Task to complete:
Could you set down every record exactly as it appears?

Study material:

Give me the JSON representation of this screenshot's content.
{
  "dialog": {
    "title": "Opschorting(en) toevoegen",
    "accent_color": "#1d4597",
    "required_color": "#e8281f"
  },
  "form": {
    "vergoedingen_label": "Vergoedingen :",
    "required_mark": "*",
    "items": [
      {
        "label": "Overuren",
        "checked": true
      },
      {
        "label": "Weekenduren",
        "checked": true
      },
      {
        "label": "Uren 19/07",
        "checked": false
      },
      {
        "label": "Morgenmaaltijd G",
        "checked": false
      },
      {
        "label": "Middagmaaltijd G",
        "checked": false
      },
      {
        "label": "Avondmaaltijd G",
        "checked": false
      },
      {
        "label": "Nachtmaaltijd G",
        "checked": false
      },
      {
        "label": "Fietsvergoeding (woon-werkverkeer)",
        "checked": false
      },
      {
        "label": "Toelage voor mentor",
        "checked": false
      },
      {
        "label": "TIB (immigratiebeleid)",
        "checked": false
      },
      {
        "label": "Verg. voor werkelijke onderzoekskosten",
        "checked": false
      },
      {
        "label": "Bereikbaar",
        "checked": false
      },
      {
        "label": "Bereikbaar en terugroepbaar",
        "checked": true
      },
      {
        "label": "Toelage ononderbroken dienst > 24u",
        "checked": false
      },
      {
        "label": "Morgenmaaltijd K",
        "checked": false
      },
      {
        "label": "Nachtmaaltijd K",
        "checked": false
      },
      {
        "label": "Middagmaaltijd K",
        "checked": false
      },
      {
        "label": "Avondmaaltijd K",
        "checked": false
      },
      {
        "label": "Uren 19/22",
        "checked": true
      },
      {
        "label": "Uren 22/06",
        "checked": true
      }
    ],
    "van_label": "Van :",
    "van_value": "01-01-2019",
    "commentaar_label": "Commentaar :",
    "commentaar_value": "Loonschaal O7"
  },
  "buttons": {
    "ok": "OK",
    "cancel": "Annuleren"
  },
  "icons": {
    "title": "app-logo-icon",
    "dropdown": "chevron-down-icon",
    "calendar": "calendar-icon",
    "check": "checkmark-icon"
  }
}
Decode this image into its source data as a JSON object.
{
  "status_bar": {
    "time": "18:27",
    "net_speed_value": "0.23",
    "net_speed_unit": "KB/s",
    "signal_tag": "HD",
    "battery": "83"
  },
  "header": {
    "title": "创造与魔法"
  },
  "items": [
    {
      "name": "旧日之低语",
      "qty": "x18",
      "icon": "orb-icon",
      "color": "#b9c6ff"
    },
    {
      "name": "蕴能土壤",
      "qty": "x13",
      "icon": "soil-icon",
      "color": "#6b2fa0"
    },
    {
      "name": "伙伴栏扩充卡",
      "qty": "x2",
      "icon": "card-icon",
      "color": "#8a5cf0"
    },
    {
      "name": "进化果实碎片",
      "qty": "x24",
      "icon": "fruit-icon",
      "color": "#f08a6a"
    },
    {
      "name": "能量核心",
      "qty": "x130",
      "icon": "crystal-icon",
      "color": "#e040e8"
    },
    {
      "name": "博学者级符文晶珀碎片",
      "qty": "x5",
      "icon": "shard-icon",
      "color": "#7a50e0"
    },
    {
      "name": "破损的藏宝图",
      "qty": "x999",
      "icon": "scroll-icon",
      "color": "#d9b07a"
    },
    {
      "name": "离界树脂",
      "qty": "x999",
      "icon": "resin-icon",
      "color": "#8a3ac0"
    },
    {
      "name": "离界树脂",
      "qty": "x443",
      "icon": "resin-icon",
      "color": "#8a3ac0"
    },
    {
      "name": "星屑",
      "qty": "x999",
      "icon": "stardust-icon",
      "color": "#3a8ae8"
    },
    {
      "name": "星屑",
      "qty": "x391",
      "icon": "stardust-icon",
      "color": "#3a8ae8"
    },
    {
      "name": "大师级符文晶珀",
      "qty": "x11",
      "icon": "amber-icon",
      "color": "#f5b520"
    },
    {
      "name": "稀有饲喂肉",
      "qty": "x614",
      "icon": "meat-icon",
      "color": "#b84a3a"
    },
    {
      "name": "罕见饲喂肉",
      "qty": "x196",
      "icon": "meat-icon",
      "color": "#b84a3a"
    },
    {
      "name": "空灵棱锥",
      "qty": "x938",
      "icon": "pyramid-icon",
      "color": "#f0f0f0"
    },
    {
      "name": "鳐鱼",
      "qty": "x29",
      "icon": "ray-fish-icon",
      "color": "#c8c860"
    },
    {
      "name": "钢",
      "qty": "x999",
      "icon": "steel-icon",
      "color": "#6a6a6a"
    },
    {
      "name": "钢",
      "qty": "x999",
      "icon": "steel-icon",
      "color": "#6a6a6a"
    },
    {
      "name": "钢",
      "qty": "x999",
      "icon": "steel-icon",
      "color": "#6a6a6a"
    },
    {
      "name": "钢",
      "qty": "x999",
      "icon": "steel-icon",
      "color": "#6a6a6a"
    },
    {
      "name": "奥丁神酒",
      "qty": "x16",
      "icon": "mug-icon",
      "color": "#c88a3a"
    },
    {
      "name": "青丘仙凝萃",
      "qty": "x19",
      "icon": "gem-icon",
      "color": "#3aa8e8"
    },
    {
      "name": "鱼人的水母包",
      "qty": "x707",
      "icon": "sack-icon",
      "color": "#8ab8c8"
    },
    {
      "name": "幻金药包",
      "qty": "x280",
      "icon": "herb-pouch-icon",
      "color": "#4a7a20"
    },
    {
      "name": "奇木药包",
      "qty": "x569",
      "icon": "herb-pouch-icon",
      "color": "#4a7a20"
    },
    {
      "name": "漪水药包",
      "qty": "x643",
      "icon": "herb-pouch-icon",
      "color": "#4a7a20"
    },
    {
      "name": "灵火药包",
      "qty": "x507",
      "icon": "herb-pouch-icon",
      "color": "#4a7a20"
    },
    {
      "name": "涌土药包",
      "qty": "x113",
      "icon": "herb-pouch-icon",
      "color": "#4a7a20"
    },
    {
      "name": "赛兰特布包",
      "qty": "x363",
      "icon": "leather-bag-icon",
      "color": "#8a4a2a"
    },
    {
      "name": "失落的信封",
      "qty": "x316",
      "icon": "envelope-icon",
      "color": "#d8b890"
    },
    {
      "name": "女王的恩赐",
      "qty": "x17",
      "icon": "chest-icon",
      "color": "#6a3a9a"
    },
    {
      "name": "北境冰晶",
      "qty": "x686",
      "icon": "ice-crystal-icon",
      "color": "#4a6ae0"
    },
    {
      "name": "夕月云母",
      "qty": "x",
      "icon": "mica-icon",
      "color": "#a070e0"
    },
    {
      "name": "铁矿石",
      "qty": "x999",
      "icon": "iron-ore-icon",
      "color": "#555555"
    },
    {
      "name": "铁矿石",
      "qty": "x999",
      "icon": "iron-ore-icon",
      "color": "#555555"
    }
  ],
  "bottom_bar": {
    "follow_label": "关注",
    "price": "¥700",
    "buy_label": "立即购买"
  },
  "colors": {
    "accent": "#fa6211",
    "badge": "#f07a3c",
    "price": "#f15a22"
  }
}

Problem solution:
Give me the JSON representation of this screenshot's content.
{
  "dialog": {
    "title": "Opschorting(en) toevoegen",
    "accent_color": "#1d4597",
    "required_color": "#e8281f"
  },
  "form": {
    "vergoedingen_label": "Vergoedingen :",
    "required_mark": "*",
    "items": [
      {
        "label": "Overuren",
        "checked": true
      },
      {
        "label": "Weekenduren",
        "checked": true
      },
      {
        "label": "Uren 19/07",
        "checked": false
      },
      {
        "label": "Morgenmaaltijd G",
        "checked": false
      },
      {
        "label": "Middagmaaltijd G",
        "checked": false
      },
      {
        "label": "Avondmaaltijd G",
        "checked": false
      },
      {
        "label": "Nachtmaaltijd G",
        "checked": false
      },
      {
        "label": "Fietsvergoeding (woon-werkverkeer)",
        "checked": false
      },
      {
        "label": "Toelage voor mentor",
        "checked": false
      },
      {
        "label": "TIB (immigratiebeleid)",
        "checked": false
      },
      {
        "label": "Verg. voor werkelijke onderzoekskosten",
        "checked": false
      },
      {
        "label": "Bereikbaar",
        "checked": false
      },
      {
        "label": "Bereikbaar en terugroepbaar",
        "checked": true
      },
      {
        "label": "Toelage ononderbroken dienst > 24u",
        "checked": false
      },
      {
        "label": "Morgenmaaltijd K",
        "checked": false
      },
      {
        "label": "Nachtmaaltijd K",
        "checked": false
      },
      {
        "label": "Middagmaaltijd K",
        "checked": false
      },
      {
        "label": "Avondmaaltijd K",
        "checked": false
      },
      {
        "label": "Uren 19/22",
        "checked": true
      },
      {
        "label": "Uren 22/06",
        "checked": true
      }
    ],
    "van_label": "Van :",
    "van_value": "01-01-2019",
    "commentaar_label": "Commentaar :",
    "commentaar_value": "Loonschaal O7"
  },
  "buttons": {
    "ok": "OK",
    "cancel": "Annuleren"
  },
  "icons": {
    "title": "app-logo-icon",
    "dropdown": "chevron-down-icon",
    "calendar": "calendar-icon",
    "check": "checkmark-icon"
  }
}
Decode this image into its source data as a JSON object.
{
  "status_bar": {
    "time": "18:27",
    "net_speed_value": "0.23",
    "net_speed_unit": "KB/s",
    "signal_tag": "HD",
    "battery": "83"
  },
  "header": {
    "title": "创造与魔法"
  },
  "items": [
    {
      "name": "旧日之低语",
      "qty": "x18",
      "icon": "orb-icon",
      "color": "#b9c6ff"
    },
    {
      "name": "蕴能土壤",
      "qty": "x13",
      "icon": "soil-icon",
      "color": "#6b2fa0"
    },
    {
      "name": "伙伴栏扩充卡",
      "qty": "x2",
      "icon": "card-icon",
      "color": "#8a5cf0"
    },
    {
      "name": "进化果实碎片",
      "qty": "x24",
      "icon": "fruit-icon",
      "color": "#f08a6a"
    },
    {
      "name": "能量核心",
      "qty": "x130",
      "icon": "crystal-icon",
      "color": "#e040e8"
    },
    {
      "name": "博学者级符文晶珀碎片",
      "qty": "x5",
      "icon": "shard-icon",
      "color": "#7a50e0"
    },
    {
      "name": "破损的藏宝图",
      "qty": "x999",
      "icon": "scroll-icon",
      "color": "#d9b07a"
    },
    {
      "name": "离界树脂",
      "qty": "x999",
      "icon": "resin-icon",
      "color": "#8a3ac0"
    },
    {
      "name": "离界树脂",
      "qty": "x443",
      "icon": "resin-icon",
      "color": "#8a3ac0"
    },
    {
      "name": "星屑",
      "qty": "x999",
      "icon": "stardust-icon",
      "color": "#3a8ae8"
    },
    {
      "name": "星屑",
      "qty": "x391",
      "icon": "stardust-icon",
      "color": "#3a8ae8"
    },
    {
      "name": "大师级符文晶珀",
      "qty": "x11",
      "icon": "amber-icon",
      "color": "#f5b520"
    },
    {
      "name": "稀有饲喂肉",
      "qty": "x614",
      "icon": "meat-icon",
      "color": "#b84a3a"
    },
    {
      "name": "罕见饲喂肉",
      "qty": "x196",
      "icon": "meat-icon",
      "color": "#b84a3a"
    },
    {
      "name": "空灵棱锥",
      "qty": "x938",
      "icon": "pyramid-icon",
      "color": "#f0f0f0"
    },
    {
      "name": "鳐鱼",
      "qty": "x29",
      "icon": "ray-fish-icon",
      "color": "#c8c860"
    },
    {
      "name": "钢",
      "qty": "x999",
      "icon": "steel-icon",
      "color": "#6a6a6a"
    },
    {
      "name": "钢",
      "qty": "x999",
      "icon": "steel-icon",
      "color": "#6a6a6a"
    },
    {
      "name": "钢",
      "qty": "x999",
      "icon": "steel-icon",
      "color": "#6a6a6a"
    },
    {
      "name": "钢",
      "qty": "x999",
      "icon": "steel-icon",
      "color": "#6a6a6a"
    },
    {
      "name": "奥丁神酒",
      "qty": "x16",
      "icon": "mug-icon",
      "color": "#c88a3a"
    },
    {
      "name": "青丘仙凝萃",
      "qty": "x19",
      "icon": "gem-icon",
      "color": "#3aa8e8"
    },
    {
      "name": "鱼人的水母包",
      "qty": "x707",
      "icon": "sack-icon",
      "color": "#8ab8c8"
    },
    {
      "name": "幻金药包",
      "qty": "x280",
      "icon": "herb-pouch-icon",
      "color": "#4a7a20"
    },
    {
      "name": "奇木药包",
      "qty": "x569",
      "icon": "herb-pouch-icon",
      "color": "#4a7a20"
    },
    {
      "name": "漪水药包",
      "qty": "x643",
      "icon": "herb-pouch-icon",
      "color": "#4a7a20"
    },
    {
      "name": "灵火药包",
      "qty": "x507",
      "icon": "herb-pouch-icon",
      "color": "#4a7a20"
    },
    {
      "name": "涌土药包",
      "qty": "x113",
      "icon": "herb-pouch-icon",
      "color": "#4a7a20"
    },
    {
      "name": "赛兰特布包",
      "qty": "x363",
      "icon": "leather-bag-icon",
      "color": "#8a4a2a"
    },
    {
      "name": "失落的信封",
      "qty": "x316",
      "icon": "envelope-icon",
      "color": "#d8b890"
    },
    {
      "name": "女王的恩赐",
      "qty": "x17",
      "icon": "chest-icon",
      "color": "#6a3a9a"
    },
    {
      "name": "北境冰晶",
      "qty": "x686",
      "icon": "ice-crystal-icon",
      "color": "#4a6ae0"
    },
    {
      "name": "夕月云母",
      "qty": "x",
      "icon": "mica-icon",
      "color": "#a070e0"
    },
    {
      "name": "铁矿石",
      "qty": "x999",
      "icon": "iron-ore-icon",
      "color": "#555555"
    },
    {
      "name": "铁矿石",
      "qty": "x999",
      "icon": "iron-ore-icon",
      "color": "#555555"
    }
  ],
  "bottom_bar": {
    "follow_label": "关注",
    "price": "¥700",
    "buy_label": "立即购买"
  },
  "colors": {
    "accent": "#fa6211",
    "badge": "#f07a3c",
    "price": "#f15a22"
  }
}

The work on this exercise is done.